top of page

Gallium find adds intriguing edge to Terrain Minerals project

Updated: Apr 30

Terrain Minerals has hit gallium oxide at its Smokebush project. Credit: File

Terrain Minerals has identified multiple zones of gallium mineralisation at its Smokebush project in Western Australia’s Mid West region, less than a month after the metal sent another explorer’s share price rocketing.

Drill results at the company’s Rabbit Warren and Paradise City prospects were of comparable grade to the assays that saw North Sydney-based Gold 50’s stock jump 146 per cent after that company found big chunks of the precious metal in Arizona.

Gold 50 reported a whopping headline gallium hit of 109m going 40.5 grams per tonne from 129m. Terrain’s new results include 10m grading 37.6g/t gallium oxide, within a bigger 86m intercept at 17.4g/t from surface at Rabbit Warren.

Paradise City also returned impressive results, with a 4m section at 28.2g/t gallium oxide within a 30m hit at 20.1g/t from 80m, with another 9m segment going 30.9g/t gallium inside a 16m section grading 24.1g/t gallium oxide from 11m. A third hole at the prospect also returned some solid figures with 7m at 30.9g/t gallium oxide, within an 11m segment grading 28.2g/t gallium oxide from surface.

Terrain says the chemical and physical properties of gallium makes it well suited for use in high-performance applications such as advanced military equipment. Gallium may be combined with other materials to produce a special class of chips known as wide bandgap semiconductors. The chips can handle higher temperatures, voltages and frequencies than conventional silicon chips, making them smaller, faster and more efficient.

Management says China has been the dominant global supplier of gallium – farming out up to 98 per cent of the world’s total – and the likely sole supplier to many American and European semiconductor manufacturers. But it believes major change was signalled at the start of this month when China imposed a strict ban on all exports of gallium and germanium.

The move is expected to create significant supply chain issues for every non-Chinese semiconductor manufacturer around the world, given there is presently no obvious alternate gallium supplier of scale. The Center for Strategic and International Studies described China’s decision as a “shot across the bow designed to showcase China’s capacity and willingness to weaponize critical minerals for geopolitical gain”.

It makes Terrain’s find an intriguing one, particularly at a time when it is has vowed to undertake a series of investigations in a bid to unveil the preferred host lithologies and geological settings for both gallium and geranium within its existing portfolio of tenements. It includes a particular emphasis on areas that are prospective for complementary mineralisation, such as rare earths and base metals.

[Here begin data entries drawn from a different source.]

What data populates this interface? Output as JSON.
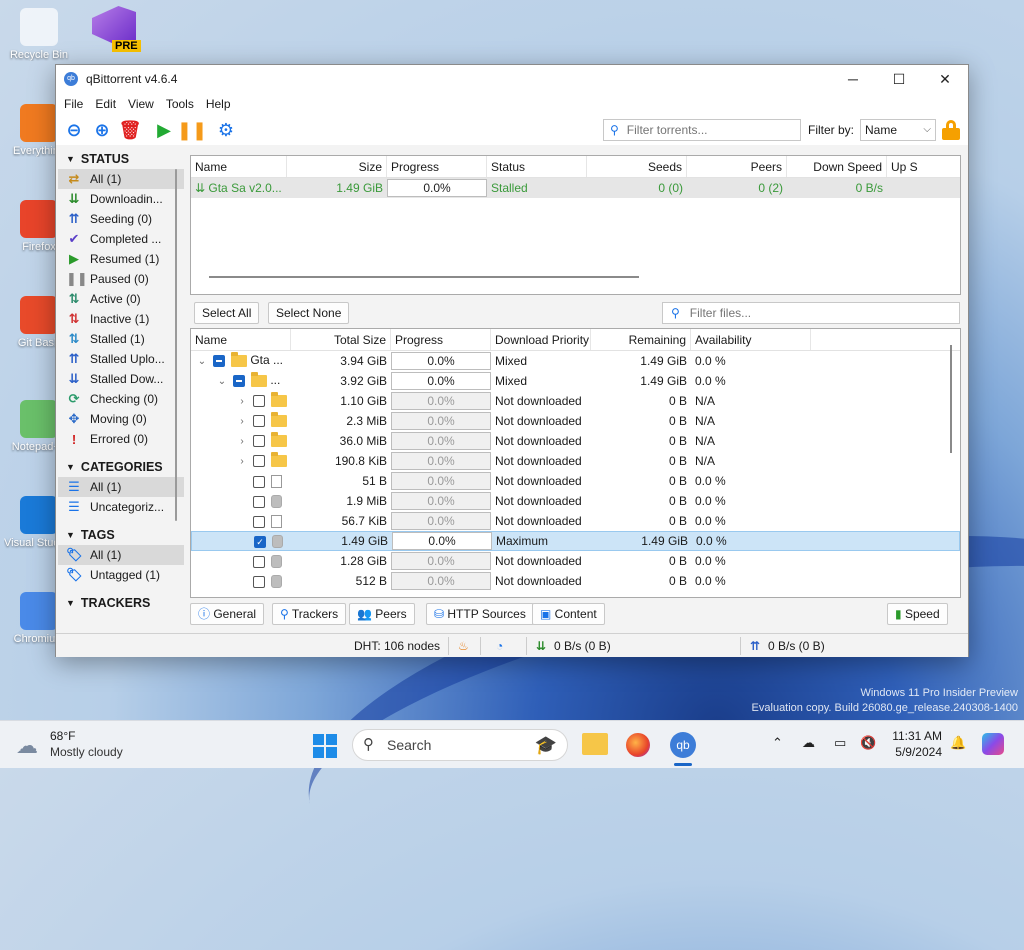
{
  "desktop": {
    "icons": [
      "Recycle Bin",
      "Everything",
      "Firefox",
      "Git Bash",
      "Notepad++",
      "Visual Studio Code",
      "Chromium"
    ],
    "vs_badge": "PRE",
    "watermark_line1": "Windows 11 Pro Insider Preview",
    "watermark_line2": "Evaluation copy. Build 26080.ge_release.240308-1400"
  },
  "window": {
    "title": "qBittorrent v4.6.4",
    "app_icon_text": "qb",
    "minimize": "─",
    "maximize": "☐",
    "close": "✕"
  },
  "menu": [
    "File",
    "Edit",
    "View",
    "Tools",
    "Help"
  ],
  "toolbar": {
    "filter_placeholder": "Filter torrents...",
    "filter_by_label": "Filter by:",
    "filter_by_value": "Name"
  },
  "sidebar": {
    "status_header": "STATUS",
    "status": [
      {
        "label": "All (1)",
        "icon": "⇄",
        "color": "#c58a1a"
      },
      {
        "label": "Downloadin...",
        "icon": "⇊",
        "color": "#2a8a2a"
      },
      {
        "label": "Seeding (0)",
        "icon": "⇈",
        "color": "#2a5fc8"
      },
      {
        "label": "Completed ...",
        "icon": "✔",
        "color": "#5a3ec8"
      },
      {
        "label": "Resumed (1)",
        "icon": "▶",
        "color": "#2a9a2a"
      },
      {
        "label": "Paused (0)",
        "icon": "❚❚",
        "color": "#888888"
      },
      {
        "label": "Active (0)",
        "icon": "⇅",
        "color": "#2a8a6a"
      },
      {
        "label": "Inactive (1)",
        "icon": "⇅",
        "color": "#d03030"
      },
      {
        "label": "Stalled (1)",
        "icon": "⇅",
        "color": "#2a8ac8"
      },
      {
        "label": "Stalled Uplo...",
        "icon": "⇈",
        "color": "#2a5fc8"
      },
      {
        "label": "Stalled Dow...",
        "icon": "⇊",
        "color": "#2a5fc8"
      },
      {
        "label": "Checking (0)",
        "icon": "⟳",
        "color": "#2a9a6a"
      },
      {
        "label": "Moving (0)",
        "icon": "✥",
        "color": "#2a6ac8"
      },
      {
        "label": "Errored (0)",
        "icon": "!",
        "color": "#d02020"
      }
    ],
    "categories_header": "CATEGORIES",
    "categories": [
      {
        "label": "All (1)"
      },
      {
        "label": "Uncategoriz..."
      }
    ],
    "tags_header": "TAGS",
    "tags": [
      {
        "label": "All (1)"
      },
      {
        "label": "Untagged (1)"
      }
    ],
    "trackers_header": "TRACKERS"
  },
  "torrents": {
    "columns": [
      "Name",
      "Size",
      "Progress",
      "Status",
      "Seeds",
      "Peers",
      "Down Speed",
      "Up S"
    ],
    "rows": [
      {
        "name": "Gta Sa v2.0...",
        "size": "1.49 GiB",
        "progress": "0.0%",
        "status": "Stalled",
        "seeds": "0 (0)",
        "peers": "0 (2)",
        "down": "0 B/s"
      }
    ]
  },
  "files": {
    "select_all": "Select All",
    "select_none": "Select None",
    "filter_placeholder": "Filter files...",
    "columns": [
      "Name",
      "Total Size",
      "Progress",
      "Download Priority",
      "Remaining",
      "Availability"
    ],
    "rows": [
      {
        "depth": 0,
        "exp": "⌄",
        "cb": "part",
        "ic": "folder",
        "name": "Gta ...",
        "size": "3.94 GiB",
        "progress": "0.0%",
        "priority": "Mixed",
        "remaining": "1.49 GiB",
        "avail": "0.0 %"
      },
      {
        "depth": 1,
        "exp": "⌄",
        "cb": "part",
        "ic": "folder",
        "name": "...",
        "size": "3.92 GiB",
        "progress": "0.0%",
        "priority": "Mixed",
        "remaining": "1.49 GiB",
        "avail": "0.0 %"
      },
      {
        "depth": 2,
        "exp": "›",
        "cb": "",
        "ic": "folder",
        "name": "",
        "size": "1.10 GiB",
        "progress": "0.0%",
        "priority": "Not downloaded",
        "remaining": "0 B",
        "avail": "N/A"
      },
      {
        "depth": 2,
        "exp": "›",
        "cb": "",
        "ic": "folder",
        "name": "",
        "size": "2.3 MiB",
        "progress": "0.0%",
        "priority": "Not downloaded",
        "remaining": "0 B",
        "avail": "N/A"
      },
      {
        "depth": 2,
        "exp": "›",
        "cb": "",
        "ic": "folder",
        "name": "",
        "size": "36.0 MiB",
        "progress": "0.0%",
        "priority": "Not downloaded",
        "remaining": "0 B",
        "avail": "N/A"
      },
      {
        "depth": 2,
        "exp": "›",
        "cb": "",
        "ic": "folder",
        "name": "",
        "size": "190.8 KiB",
        "progress": "0.0%",
        "priority": "Not downloaded",
        "remaining": "0 B",
        "avail": "N/A"
      },
      {
        "depth": 2,
        "exp": "",
        "cb": "",
        "ic": "file",
        "name": "",
        "size": "51 B",
        "progress": "0.0%",
        "priority": "Not downloaded",
        "remaining": "0 B",
        "avail": "0.0 %"
      },
      {
        "depth": 2,
        "exp": "",
        "cb": "",
        "ic": "gfile",
        "name": "",
        "size": "1.9 MiB",
        "progress": "0.0%",
        "priority": "Not downloaded",
        "remaining": "0 B",
        "avail": "0.0 %"
      },
      {
        "depth": 2,
        "exp": "",
        "cb": "",
        "ic": "file",
        "name": "",
        "size": "56.7 KiB",
        "progress": "0.0%",
        "priority": "Not downloaded",
        "remaining": "0 B",
        "avail": "0.0 %"
      },
      {
        "depth": 2,
        "exp": "",
        "cb": "chk",
        "ic": "gfile",
        "name": "",
        "size": "1.49 GiB",
        "progress": "0.0%",
        "priority": "Maximum",
        "remaining": "1.49 GiB",
        "avail": "0.0 %",
        "sel": true
      },
      {
        "depth": 2,
        "exp": "",
        "cb": "",
        "ic": "gfile",
        "name": "",
        "size": "1.28 GiB",
        "progress": "0.0%",
        "priority": "Not downloaded",
        "remaining": "0 B",
        "avail": "0.0 %"
      },
      {
        "depth": 2,
        "exp": "",
        "cb": "",
        "ic": "gfile",
        "name": "",
        "size": "512 B",
        "progress": "0.0%",
        "priority": "Not downloaded",
        "remaining": "0 B",
        "avail": "0.0 %"
      }
    ]
  },
  "tabs": [
    "General",
    "Trackers",
    "Peers",
    "HTTP Sources",
    "Content"
  ],
  "speed_button": "Speed",
  "status": {
    "dht": "DHT: 106 nodes",
    "down": "0 B/s (0 B)",
    "up": "0 B/s (0 B)"
  },
  "taskbar": {
    "weather_temp": "68°F",
    "weather_desc": "Mostly cloudy",
    "search": "Search",
    "time": "11:31 AM",
    "date": "5/9/2024",
    "qb_icon_text": "qb"
  }
}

At Smokebush, it would include a potential copper target at the company’s Larins Lane prospect, in addition to its Lort River project near Esperance. The company believes Larins Lane may be part of the same geology as the Archaean greenstones at the southern end of the Yalgoo-Singleton greenstone belt that hosts 29Metals’ world-class Golden Grove copper-gold-silver-zinc-lead mine.

Earlier this week , Terrain received the green light for a maiden drill campaign this month to target clay-hosted rare earths at Lort River. Last year, a review of soil samples from historical gold exploration at the site returned positive results, including 580ppm total rare earth oxides, with 25 per cent of the total grade magnet rare earths.

But this latest find, the company’s promise to further investigate its potential and China’s sudden ban, all combine to present it with the potential to sit under the same bright lights Gold 50 enjoyed last month.

Is your ASX-listed company doing something interesting? Contact:



bottom of page